These floral harem pants from H&M retail at £12.99. Wearing them feels like pyjamas. They’re thin, airy, and comfortable. You are also able to roll them up to your knees should you want to, so they look like cut-offs. This is great if you only want to cover your calves some of the time.
Finally, we come to the thing that is my biggest difficulty in summer. Tops.
Most of the tops I own are band t-shirts from when I was younger and in my prime emo years. These are no good in 30°C heat. First off, they’re black. Secondly, they do not cover my scarred up arms that I don’t always want to have out on display.
So if you’re like me and vest tops and t-shirts are a no-go for you in summer, here are a couple of suggestions that I have found useful.
Crop tops and bardots
Long sleeved crop tops and bardot tops are both beautiful and covering.
This cropped bardot top from New Look would look excellent paired with a long skirt or high-waisted trousers. Plus, the tight sleeves on these is great as it means you won’t have the awkward moment where your sleeve accidentally rolls down and your scars are on show to the bartender in Spoons who you weren’t quite ready to reveal your life story to.
I know that often because it is marketed as a crop-top and usually models who wear these have flat stomachs and defined abs, people are often uncomfortable about wearing these or even trying them on.

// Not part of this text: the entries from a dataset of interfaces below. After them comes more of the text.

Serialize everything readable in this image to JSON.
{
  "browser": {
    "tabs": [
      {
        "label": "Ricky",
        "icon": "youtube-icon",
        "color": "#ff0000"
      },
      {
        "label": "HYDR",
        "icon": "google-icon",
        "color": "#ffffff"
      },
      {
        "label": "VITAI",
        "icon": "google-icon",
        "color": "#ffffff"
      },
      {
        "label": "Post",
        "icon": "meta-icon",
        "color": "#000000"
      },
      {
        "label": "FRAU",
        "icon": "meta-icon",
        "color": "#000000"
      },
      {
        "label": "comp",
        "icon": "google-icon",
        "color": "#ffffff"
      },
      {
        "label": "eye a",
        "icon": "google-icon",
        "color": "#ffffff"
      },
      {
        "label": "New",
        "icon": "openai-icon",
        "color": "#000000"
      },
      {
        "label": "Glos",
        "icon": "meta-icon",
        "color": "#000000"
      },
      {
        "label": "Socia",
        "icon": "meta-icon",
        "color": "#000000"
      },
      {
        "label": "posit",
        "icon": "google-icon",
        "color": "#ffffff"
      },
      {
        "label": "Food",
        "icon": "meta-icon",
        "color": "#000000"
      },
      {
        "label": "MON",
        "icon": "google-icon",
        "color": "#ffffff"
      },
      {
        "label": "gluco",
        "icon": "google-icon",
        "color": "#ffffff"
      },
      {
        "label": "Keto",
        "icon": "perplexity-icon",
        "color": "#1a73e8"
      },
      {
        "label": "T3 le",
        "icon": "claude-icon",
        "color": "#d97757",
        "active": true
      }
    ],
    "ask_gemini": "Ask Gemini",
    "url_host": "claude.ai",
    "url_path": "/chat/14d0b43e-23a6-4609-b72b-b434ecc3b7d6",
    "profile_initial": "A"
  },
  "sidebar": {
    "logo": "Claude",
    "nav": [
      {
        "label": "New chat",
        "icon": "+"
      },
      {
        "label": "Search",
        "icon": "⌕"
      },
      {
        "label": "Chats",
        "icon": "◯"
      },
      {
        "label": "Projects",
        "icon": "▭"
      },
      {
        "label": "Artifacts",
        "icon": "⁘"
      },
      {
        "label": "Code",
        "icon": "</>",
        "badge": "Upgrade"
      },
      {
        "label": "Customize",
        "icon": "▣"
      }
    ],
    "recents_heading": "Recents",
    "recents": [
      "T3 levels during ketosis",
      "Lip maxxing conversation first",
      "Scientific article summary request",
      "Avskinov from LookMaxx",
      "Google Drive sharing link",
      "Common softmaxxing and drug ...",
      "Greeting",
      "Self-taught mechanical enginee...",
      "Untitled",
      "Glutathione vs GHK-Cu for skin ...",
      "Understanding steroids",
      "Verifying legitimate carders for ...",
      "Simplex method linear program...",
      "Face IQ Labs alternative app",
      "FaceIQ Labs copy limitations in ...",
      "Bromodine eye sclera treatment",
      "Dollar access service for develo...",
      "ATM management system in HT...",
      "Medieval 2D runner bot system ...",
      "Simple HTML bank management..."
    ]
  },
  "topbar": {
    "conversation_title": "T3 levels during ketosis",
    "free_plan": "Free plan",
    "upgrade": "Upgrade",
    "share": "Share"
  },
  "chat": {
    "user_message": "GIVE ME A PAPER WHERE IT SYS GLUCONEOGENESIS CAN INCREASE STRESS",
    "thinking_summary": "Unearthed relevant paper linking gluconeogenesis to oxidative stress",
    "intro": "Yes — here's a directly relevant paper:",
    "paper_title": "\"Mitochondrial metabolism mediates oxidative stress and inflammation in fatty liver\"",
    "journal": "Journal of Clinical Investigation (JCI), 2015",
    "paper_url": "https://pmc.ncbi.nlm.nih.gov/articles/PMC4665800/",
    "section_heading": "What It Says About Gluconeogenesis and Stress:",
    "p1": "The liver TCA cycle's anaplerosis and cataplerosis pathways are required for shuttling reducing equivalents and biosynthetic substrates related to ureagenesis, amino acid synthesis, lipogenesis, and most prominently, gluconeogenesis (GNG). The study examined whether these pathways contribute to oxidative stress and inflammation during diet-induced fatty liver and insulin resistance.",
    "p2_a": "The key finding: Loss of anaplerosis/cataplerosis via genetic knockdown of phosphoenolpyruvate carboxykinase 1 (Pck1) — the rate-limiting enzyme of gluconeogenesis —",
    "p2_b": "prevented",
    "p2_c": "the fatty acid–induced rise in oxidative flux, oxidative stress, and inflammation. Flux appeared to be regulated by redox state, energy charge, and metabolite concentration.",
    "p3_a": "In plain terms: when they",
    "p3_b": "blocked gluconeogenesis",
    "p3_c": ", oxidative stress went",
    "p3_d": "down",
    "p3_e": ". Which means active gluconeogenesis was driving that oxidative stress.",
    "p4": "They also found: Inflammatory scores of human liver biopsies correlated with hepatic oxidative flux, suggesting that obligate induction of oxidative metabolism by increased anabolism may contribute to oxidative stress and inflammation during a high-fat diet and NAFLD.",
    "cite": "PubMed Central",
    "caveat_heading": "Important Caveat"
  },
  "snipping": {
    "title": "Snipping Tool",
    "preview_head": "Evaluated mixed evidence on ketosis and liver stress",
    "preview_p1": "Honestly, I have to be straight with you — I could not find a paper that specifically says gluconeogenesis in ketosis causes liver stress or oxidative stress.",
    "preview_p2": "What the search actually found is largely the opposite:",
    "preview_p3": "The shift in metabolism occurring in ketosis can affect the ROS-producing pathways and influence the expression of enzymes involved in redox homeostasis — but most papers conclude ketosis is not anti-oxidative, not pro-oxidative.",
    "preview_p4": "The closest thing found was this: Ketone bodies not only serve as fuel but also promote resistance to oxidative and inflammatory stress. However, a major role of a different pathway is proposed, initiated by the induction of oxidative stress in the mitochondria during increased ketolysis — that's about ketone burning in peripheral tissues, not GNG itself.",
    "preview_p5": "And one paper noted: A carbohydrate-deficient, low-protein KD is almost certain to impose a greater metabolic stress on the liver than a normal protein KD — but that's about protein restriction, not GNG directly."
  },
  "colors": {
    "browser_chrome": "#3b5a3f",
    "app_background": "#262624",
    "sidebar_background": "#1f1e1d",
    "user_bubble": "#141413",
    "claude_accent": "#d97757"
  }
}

If you have a muffin-top like me, a sad belly button, stretch marks, scars, whatever, you can hoist your skirt right up to where the bottom of the top is as if it were a dress.

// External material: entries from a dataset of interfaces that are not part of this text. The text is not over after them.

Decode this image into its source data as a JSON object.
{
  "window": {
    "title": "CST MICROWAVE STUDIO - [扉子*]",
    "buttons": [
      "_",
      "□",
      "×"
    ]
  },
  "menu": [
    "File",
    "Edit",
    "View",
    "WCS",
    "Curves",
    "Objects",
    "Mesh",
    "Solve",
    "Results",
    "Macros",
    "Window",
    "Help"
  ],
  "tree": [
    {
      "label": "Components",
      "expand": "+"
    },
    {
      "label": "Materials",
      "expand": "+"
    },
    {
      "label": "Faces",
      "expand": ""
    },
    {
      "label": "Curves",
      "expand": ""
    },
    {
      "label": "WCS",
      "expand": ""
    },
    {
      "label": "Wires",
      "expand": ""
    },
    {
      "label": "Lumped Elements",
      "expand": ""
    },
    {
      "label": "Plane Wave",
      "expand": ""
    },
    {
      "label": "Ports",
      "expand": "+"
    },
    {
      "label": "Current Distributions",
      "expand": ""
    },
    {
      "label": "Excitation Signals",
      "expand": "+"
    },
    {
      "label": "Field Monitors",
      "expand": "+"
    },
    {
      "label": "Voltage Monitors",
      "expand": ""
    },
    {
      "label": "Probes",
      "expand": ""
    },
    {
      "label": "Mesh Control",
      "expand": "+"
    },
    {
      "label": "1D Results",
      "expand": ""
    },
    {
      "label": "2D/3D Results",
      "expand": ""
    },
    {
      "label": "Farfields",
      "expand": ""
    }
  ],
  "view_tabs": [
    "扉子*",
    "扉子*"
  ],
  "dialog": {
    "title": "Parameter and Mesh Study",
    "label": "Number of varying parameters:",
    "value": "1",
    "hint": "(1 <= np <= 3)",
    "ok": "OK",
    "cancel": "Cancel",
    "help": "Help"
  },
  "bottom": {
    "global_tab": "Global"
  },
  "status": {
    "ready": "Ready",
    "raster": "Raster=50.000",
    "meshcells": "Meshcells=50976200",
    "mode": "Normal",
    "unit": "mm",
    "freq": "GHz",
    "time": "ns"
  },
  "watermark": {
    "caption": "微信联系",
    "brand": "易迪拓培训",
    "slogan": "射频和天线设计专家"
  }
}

There is NO SHAME in having these things. I absolutely am not body shaming. However, I do understand than not everyone is ready to show these parts of themselves that they may be self-conscious about.
The market is rife with thin, baggy shirts at the minute. Especially longer shirts.
This beautiful pale green shirt from New Look retails at £14.99 (but you can usually get 10% discount on non-sale items if you have your university student card with you in store). It would look gorgeous paired with skinny fit shorts, whether they’re mini or knee-length.
You could also tuck it in to some chino-style trousers, or a midi skirt for a smarter or more formal look. Alternatively, you could wear the shirt unbuttoned over a cami-top, however this causes me anxiety as I’m often worried someone will tell me to take the shirt off because they think I’m too hot.
You do not owe anyone an explanation.
It is your choice if you want to show your scars, and if you don’t want to, you do not have to justify that because someone is asking questions.
Stay safe. Keep hydrated. Autumn will be here before we know it.
All the best,